Long-term survivors of glioblastoma: a closer look.
Glioblastoma has a poor prognosis with median survival of 12-14 months. Long-term survivors (LTS), alive at least 2 years from diagnosis, comprise 13% of this population. This study aims to provide a clinical profile of LTS at two institutions in Melbourne, Australia. Histological diagnosis of glioblastoma from 1st January 2006 to 31st December 2012 were identified from pathology/oncology databases. Demographic, treatment and survival characteristics were recorded (follow-up to 31st December 2015). Relevant inter-group statistics were used to identify differences between LTS and those surviving less than 2 years. Survival estimated by Kaplan-Meier. 776 patients were identified with 154 surviving > 2 years. Compared with patients surviving < 2 years, LTS were more likely to be younger (median age 56 vs. 65 years, p < .001), have ECOG 0-2 (97 vs. 65%, p < .001), gross tumour resection (91 vs. 61%, p < .001), and receive chemoradiotherapy (94 vs. 40%, p < .001). Most common presenting symptoms amongst LTS were headache (42%), seizure (28%) and speech disturbance (16%). Of LTS, 111 patients (72%) progressed at a median of 20.1 months from diagnosis, with 46% undergoing a second craniotomy.
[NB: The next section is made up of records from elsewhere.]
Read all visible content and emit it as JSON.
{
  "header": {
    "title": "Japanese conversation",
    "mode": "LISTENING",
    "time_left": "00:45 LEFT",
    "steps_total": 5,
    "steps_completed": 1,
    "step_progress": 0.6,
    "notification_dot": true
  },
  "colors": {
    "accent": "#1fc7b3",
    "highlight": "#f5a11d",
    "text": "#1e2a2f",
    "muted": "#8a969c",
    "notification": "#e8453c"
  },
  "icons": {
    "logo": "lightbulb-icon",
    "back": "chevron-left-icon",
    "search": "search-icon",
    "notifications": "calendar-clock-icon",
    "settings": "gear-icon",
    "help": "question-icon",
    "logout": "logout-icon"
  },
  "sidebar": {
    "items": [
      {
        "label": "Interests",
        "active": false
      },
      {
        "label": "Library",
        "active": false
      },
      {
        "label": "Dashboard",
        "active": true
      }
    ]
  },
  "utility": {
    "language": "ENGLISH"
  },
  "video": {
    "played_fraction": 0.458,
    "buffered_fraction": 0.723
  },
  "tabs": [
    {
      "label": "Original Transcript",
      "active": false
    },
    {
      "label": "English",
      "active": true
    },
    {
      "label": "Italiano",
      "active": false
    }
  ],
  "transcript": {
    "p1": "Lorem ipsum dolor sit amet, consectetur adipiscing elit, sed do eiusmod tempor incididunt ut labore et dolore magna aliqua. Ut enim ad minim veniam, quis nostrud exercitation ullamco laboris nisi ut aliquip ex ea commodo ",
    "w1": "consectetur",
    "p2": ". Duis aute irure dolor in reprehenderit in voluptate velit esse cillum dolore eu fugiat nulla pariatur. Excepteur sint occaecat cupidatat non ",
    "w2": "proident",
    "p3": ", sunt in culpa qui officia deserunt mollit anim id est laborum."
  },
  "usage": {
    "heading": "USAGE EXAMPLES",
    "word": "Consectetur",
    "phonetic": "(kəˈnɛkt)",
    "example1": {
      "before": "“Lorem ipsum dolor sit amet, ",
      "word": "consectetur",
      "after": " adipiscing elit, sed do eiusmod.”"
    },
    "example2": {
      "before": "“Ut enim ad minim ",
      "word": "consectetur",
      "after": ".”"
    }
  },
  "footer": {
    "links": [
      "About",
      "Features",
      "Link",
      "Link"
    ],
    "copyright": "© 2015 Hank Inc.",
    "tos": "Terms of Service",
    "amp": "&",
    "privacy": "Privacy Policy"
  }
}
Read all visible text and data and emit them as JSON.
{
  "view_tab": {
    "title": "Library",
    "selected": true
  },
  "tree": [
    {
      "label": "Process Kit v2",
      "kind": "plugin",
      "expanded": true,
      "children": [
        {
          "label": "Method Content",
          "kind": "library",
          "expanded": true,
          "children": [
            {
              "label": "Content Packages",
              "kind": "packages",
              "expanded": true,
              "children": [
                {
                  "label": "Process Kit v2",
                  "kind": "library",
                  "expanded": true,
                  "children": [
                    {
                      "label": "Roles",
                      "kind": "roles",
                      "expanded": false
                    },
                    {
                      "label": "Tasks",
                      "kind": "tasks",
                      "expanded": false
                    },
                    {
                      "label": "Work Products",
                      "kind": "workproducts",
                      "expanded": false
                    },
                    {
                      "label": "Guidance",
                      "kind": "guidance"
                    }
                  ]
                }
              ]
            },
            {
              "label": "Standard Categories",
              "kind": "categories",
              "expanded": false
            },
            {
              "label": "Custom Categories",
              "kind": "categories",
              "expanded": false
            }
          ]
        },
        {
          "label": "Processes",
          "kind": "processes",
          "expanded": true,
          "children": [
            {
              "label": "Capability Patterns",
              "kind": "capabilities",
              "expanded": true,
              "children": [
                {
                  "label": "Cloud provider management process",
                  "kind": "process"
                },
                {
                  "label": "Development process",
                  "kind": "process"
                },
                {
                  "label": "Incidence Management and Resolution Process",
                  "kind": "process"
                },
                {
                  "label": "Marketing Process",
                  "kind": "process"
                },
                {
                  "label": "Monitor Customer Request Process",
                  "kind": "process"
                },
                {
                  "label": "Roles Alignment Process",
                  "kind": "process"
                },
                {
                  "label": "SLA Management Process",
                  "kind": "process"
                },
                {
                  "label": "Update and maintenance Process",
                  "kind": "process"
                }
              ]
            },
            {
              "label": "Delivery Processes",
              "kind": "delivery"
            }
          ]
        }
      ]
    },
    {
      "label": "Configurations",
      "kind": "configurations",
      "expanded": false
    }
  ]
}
The most common non-surgical second line treatments were temozolomide (41%), followed by radiotherapy (12%). One-third of LTS received three or more lines of treatment, and 10% underwent three or more craniotomies. LTS of glioblastoma (20%) are more likely to be younger, have unilateral tumours, good performance status and undergo multimodality treatment. These data may assist in predicting LTS at diagnosis and understanding their clinical journey to facilitate planning of treatment and supportive care.